◆ PROBLEM TO SOLVE
Output the entries verbatim, including every line.

-- RECORDED DATA follows --

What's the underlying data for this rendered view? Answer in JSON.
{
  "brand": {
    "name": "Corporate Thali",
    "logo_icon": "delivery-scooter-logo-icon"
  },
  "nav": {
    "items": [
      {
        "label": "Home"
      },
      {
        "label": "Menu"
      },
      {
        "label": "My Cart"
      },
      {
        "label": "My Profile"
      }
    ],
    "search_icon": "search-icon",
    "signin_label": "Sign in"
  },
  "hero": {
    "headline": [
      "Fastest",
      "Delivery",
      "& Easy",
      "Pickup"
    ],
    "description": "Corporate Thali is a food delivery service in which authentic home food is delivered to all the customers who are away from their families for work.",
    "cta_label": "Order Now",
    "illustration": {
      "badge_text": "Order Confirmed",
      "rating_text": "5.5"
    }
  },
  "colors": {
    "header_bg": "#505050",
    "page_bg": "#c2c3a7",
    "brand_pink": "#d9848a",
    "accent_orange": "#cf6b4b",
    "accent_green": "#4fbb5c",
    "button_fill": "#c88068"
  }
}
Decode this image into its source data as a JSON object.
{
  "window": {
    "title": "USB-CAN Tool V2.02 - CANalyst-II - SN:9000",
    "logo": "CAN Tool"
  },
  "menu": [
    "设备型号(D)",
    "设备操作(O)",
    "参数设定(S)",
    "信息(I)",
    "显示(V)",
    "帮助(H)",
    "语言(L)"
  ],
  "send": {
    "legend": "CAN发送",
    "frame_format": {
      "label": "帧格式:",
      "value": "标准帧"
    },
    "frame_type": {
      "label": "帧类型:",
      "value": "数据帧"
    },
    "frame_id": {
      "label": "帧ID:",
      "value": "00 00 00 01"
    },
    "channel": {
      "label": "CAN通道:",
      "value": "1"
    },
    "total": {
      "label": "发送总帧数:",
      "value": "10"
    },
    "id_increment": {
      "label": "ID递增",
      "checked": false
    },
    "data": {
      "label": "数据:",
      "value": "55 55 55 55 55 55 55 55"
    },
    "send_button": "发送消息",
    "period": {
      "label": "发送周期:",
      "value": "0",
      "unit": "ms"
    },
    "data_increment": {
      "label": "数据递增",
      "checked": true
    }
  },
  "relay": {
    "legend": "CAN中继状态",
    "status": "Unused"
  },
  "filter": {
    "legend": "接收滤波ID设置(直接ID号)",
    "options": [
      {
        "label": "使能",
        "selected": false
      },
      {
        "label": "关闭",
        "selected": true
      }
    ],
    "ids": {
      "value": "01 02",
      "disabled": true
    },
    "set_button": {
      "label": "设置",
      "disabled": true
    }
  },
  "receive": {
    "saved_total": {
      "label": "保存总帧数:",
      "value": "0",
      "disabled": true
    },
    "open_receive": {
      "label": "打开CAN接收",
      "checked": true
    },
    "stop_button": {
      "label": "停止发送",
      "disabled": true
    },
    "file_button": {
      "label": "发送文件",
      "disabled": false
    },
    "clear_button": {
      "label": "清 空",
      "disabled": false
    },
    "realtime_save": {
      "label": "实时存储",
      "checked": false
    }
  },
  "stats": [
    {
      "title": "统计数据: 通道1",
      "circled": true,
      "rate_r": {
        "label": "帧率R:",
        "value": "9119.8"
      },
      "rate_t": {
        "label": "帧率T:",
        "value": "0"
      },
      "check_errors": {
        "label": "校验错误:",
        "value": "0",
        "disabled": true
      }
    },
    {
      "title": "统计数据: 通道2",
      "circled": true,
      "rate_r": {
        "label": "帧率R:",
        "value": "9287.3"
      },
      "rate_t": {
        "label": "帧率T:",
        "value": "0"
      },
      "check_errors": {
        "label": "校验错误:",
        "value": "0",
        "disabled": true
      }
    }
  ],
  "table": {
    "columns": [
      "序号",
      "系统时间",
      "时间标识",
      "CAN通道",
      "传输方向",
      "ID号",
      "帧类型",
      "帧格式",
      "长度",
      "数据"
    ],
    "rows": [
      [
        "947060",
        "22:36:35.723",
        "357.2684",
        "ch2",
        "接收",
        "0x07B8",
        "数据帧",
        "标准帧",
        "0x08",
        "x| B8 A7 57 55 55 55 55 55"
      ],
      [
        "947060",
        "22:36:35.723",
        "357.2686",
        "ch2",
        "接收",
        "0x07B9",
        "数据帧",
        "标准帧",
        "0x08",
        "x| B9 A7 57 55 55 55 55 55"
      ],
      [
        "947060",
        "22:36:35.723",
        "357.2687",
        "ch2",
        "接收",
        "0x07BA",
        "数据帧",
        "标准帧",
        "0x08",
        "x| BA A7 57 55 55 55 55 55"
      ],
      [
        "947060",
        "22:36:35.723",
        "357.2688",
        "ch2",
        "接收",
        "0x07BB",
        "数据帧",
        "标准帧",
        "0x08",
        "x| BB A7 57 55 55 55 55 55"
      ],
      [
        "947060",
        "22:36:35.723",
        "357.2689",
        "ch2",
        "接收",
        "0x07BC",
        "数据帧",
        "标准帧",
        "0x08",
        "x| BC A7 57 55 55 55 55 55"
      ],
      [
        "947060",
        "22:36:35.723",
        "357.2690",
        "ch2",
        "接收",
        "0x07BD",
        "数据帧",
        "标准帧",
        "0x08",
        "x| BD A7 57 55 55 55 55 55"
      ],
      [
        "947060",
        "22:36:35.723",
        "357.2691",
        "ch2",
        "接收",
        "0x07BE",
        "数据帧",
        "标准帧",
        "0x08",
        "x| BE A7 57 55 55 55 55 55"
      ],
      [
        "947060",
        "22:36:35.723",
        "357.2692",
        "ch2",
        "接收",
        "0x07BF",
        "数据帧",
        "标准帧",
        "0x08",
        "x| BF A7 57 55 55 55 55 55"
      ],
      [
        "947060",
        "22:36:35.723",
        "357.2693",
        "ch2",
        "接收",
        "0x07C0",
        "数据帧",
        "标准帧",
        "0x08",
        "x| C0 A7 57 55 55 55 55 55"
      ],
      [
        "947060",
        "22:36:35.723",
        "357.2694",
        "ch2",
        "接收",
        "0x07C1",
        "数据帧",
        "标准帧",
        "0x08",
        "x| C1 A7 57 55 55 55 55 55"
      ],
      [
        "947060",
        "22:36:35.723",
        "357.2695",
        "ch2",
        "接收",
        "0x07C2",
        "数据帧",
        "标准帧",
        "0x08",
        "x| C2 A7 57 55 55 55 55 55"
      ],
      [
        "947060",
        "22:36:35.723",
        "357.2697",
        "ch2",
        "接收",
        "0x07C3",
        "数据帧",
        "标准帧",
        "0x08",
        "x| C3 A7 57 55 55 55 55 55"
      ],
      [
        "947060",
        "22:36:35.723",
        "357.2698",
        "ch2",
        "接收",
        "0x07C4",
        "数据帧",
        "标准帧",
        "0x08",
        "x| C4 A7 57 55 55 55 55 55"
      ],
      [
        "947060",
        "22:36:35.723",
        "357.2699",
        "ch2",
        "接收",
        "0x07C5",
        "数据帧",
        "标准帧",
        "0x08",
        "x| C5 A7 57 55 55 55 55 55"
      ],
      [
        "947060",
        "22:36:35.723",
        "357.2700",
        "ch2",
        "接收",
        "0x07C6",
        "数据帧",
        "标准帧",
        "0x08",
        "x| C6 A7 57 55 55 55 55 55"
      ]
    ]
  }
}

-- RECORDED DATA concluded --

◆ RESULT FOR THIS TASK
What's the underlying data for this rendered view? Answer in JSON.
{
  "brand": {
    "name": "Corporate Thali",
    "logo_icon": "delivery-scooter-logo-icon"
  },
  "nav": {
    "items": [
      {
        "label": "Home"
      },
      {
        "label": "Menu"
      },
      {
        "label": "My Cart"
      },
      {
        "label": "My Profile"
      }
    ],
    "search_icon": "search-icon",
    "signin_label": "Sign in"
  },
  "hero": {
    "headline": [
      "Fastest",
      "Delivery",
      "& Easy",
      "Pickup"
    ],
    "description": "Corporate Thali is a food delivery service in which authentic home food is delivered to all the customers who are away from their families for work.",
    "cta_label": "Order Now",
    "illustration": {
      "badge_text": "Order Confirmed",
      "rating_text": "5.5"
    }
  },
  "colors": {
    "header_bg": "#505050",
    "page_bg": "#c2c3a7",
    "brand_pink": "#d9848a",
    "accent_orange": "#cf6b4b",
    "accent_green": "#4fbb5c",
    "button_fill": "#c88068"
  }
}
Decode this image into its source data as a JSON object.
{
  "window": {
    "title": "USB-CAN Tool V2.02 - CANalyst-II - SN:9000",
    "logo": "CAN Tool"
  },
  "menu": [
    "设备型号(D)",
    "设备操作(O)",
    "参数设定(S)",
    "信息(I)",
    "显示(V)",
    "帮助(H)",
    "语言(L)"
  ],
  "send": {
    "legend": "CAN发送",
    "frame_format": {
      "label": "帧格式:",
      "value": "标准帧"
    },
    "frame_type": {
      "label": "帧类型:",
      "value": "数据帧"
    },
    "frame_id": {
      "label": "帧ID:",
      "value": "00 00 00 01"
    },
    "channel": {
      "label": "CAN通道:",
      "value": "1"
    },
    "total": {
      "label": "发送总帧数:",
      "value": "10"
    },
    "id_increment": {
      "label": "ID递增",
      "checked": false
    },
    "data": {
      "label": "数据:",
      "value": "55 55 55 55 55 55 55 55"
    },
    "send_button": "发送消息",
    "period": {
      "label": "发送周期:",
      "value": "0",
      "unit": "ms"
    },
    "data_increment": {
      "label": "数据递增",
      "checked": true
    }
  },
  "relay": {
    "legend": "CAN中继状态",
    "status": "Unused"
  },
  "filter": {
    "legend": "接收滤波ID设置(直接ID号)",
    "options": [
      {
        "label": "使能",
        "selected": false
      },
      {
        "label": "关闭",
        "selected": true
      }
    ],
    "ids": {
      "value": "01 02",
      "disabled": true
    },
    "set_button": {
      "label": "设置",
      "disabled": true
    }
  },
  "receive": {
    "saved_total": {
      "label": "保存总帧数:",
      "value": "0",
      "disabled": true
    },
    "open_receive": {
      "label": "打开CAN接收",
      "checked": true
    },
    "stop_button": {
      "label": "停止发送",
      "disabled": true
    },
    "file_button": {
      "label": "发送文件",
      "disabled": false
    },
    "clear_button": {
      "label": "清 空",
      "disabled": false
    },
    "realtime_save": {
      "label": "实时存储",
      "checked": false
    }
  },
  "stats": [
    {
      "title": "统计数据: 通道1",
      "circled": true,
      "rate_r": {
        "label": "帧率R:",
        "value": "9119.8"
      },
      "rate_t": {
        "label": "帧率T:",
        "value": "0"
      },
      "check_errors": {
        "label": "校验错误:",
        "value": "0",
        "disabled": true
      }
    },
    {
      "title": "统计数据: 通道2",
      "circled": true,
      "rate_r": {
        "label": "帧率R:",
        "value": "9287.3"
      },
      "rate_t": {
        "label": "帧率T:",
        "value": "0"
      },
      "check_errors": {
        "label": "校验错误:",
        "value": "0",
        "disabled": true
      }
    }
  ],
  "table": {
    "columns": [
      "序号",
      "系统时间",
      "时间标识",
      "CAN通道",
      "传输方向",
      "ID号",
      "帧类型",
      "帧格式",
      "长度",
      "数据"
    ],
    "rows": [
      [
        "947060",
        "22:36:35.723",
        "357.2684",
        "ch2",
        "接收",
        "0x07B8",
        "数据帧",
        "标准帧",
        "0x08",
        "x| B8 A7 57 55 55 55 55 55"
      ],
      [
        "947060",
        "22:36:35.723",
        "357.2686",
        "ch2",
        "接收",
        "0x07B9",
        "数据帧",
        "标准帧",
        "0x08",
        "x| B9 A7 57 55 55 55 55 55"
      ],
      [
        "947060",
        "22:36:35.723",
        "357.2687",
        "ch2",
        "接收",
        "0x07BA",
        "数据帧",
        "标准帧",
        "0x08",
        "x| BA A7 57 55 55 55 55 55"
      ],
      [
        "947060",
        "22:36:35.723",
        "357.2688",
        "ch2",
        "接收",
        "0x07BB",
        "数据帧",
        "标准帧",
        "0x08",
        "x| BB A7 57 55 55 55 55 55"
      ],
      [
        "947060",
        "22:36:35.723",
        "357.2689",
        "ch2",
        "接收",
        "0x07BC",
        "数据帧",
        "标准帧",
        "0x08",
        "x| BC A7 57 55 55 55 55 55"
      ],
      [
        "947060",
        "22:36:35.723",
        "357.2690",
        "ch2",
        "接收",
        "0x07BD",
        "数据帧",
        "标准帧",
        "0x08",
        "x| BD A7 57 55 55 55 55 55"
      ],
      [
        "947060",
        "22:36:35.723",
        "357.2691",
        "ch2",
        "接收",
        "0x07BE",
        "数据帧",
        "标准帧",
        "0x08",
        "x| BE A7 57 55 55 55 55 55"
      ],
      [
        "947060",
        "22:36:35.723",
        "357.2692",
        "ch2",
        "接收",
        "0x07BF",
        "数据帧",
        "标准帧",
        "0x08",
        "x| BF A7 57 55 55 55 55 55"
      ],
      [
        "947060",
        "22:36:35.723",
        "357.2693",
        "ch2",
        "接收",
        "0x07C0",
        "数据帧",
        "标准帧",
        "0x08",
        "x| C0 A7 57 55 55 55 55 55"
      ],
      [
        "947060",
        "22:36:35.723",
        "357.2694",
        "ch2",
        "接收",
        "0x07C1",
        "数据帧",
        "标准帧",
        "0x08",
        "x| C1 A7 57 55 55 55 55 55"
      ],
      [
        "947060",
        "22:36:35.723",
        "357.2695",
        "ch2",
        "接收",
        "0x07C2",
        "数据帧",
        "标准帧",
        "0x08",
        "x| C2 A7 57 55 55 55 55 55"
      ],
      [
        "947060",
        "22:36:35.723",
        "357.2697",
        "ch2",
        "接收",
        "0x07C3",
        "数据帧",
        "标准帧",
        "0x08",
        "x| C3 A7 57 55 55 55 55 55"
      ],
      [
        "947060",
        "22:36:35.723",
        "357.2698",
        "ch2",
        "接收",
        "0x07C4",
        "数据帧",
        "标准帧",
        "0x08",
        "x| C4 A7 57 55 55 55 55 55"
      ],
      [
        "947060",
        "22:36:35.723",
        "357.2699",
        "ch2",
        "接收",
        "0x07C5",
        "数据帧",
        "标准帧",
        "0x08",
        "x| C5 A7 57 55 55 55 55 55"
      ],
      [
        "947060",
        "22:36:35.723",
        "357.2700",
        "ch2",
        "接收",
        "0x07C6",
        "数据帧",
        "标准帧",
        "0x08",
        "x| C6 A7 57 55 55 55 55 55"
      ]
    ]
  }
}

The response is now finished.